Africa is well known for the production of national liberation movements (NLMs), stemming from a history of exploitation, colonisation and slavery. NLMs are generally characterised by a struggle carried out by or in the name of suppressed people for political, social, cultural, economic, territorial liberation and decolonisation. Dozens of NLMs have ascended to state power in Africa following a successful violent popular struggle either as an outright military victory or a negotiated settlement.
National Liberation Movements as Government in Africa analyses the performance of NLMs after they gain state power. The book tracks the initial promises and guiding principles of NLMs against their actual record in achieving socio-economic development goals such as peace, stability, state building and democratisation.

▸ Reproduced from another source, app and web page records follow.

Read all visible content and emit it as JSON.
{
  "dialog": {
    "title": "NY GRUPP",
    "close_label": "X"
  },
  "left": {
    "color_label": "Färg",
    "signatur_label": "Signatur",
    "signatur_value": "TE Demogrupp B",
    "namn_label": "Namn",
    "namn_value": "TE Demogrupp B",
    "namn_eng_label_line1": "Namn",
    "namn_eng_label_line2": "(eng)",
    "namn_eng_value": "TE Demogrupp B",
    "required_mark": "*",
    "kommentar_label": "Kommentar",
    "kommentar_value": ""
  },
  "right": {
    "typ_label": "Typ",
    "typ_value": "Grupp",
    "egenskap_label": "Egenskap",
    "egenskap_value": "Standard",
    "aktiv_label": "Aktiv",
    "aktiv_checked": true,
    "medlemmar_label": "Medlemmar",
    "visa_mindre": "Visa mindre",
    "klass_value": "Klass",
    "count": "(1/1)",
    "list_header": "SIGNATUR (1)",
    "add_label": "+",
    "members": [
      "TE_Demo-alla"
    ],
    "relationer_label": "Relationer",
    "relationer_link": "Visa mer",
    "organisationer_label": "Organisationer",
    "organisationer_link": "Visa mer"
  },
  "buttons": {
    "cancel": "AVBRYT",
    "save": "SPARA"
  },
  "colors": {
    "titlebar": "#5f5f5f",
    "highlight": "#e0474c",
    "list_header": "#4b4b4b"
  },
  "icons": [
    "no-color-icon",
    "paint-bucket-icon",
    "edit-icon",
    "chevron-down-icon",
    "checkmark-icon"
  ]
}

The book explores the various different struggles for liberation, whether against European colonialism, white minority rule, neighbouring countries, or for internal reform or regime change. Bringing together case studies from Somalia, Somaliland, Uganda, Ethiopia, Eritrea, South Sudan, Namibia, Angola, Mozambique, South Africa, Zimbabwe, and Algeria, the book builds a comprehensive analysis of the challenges NLMs face when ascending to state power, and why so many ultimately end in failure.
This is an ideal resource for scholars, policy makers and students with an interest in African development, politics, and security studies.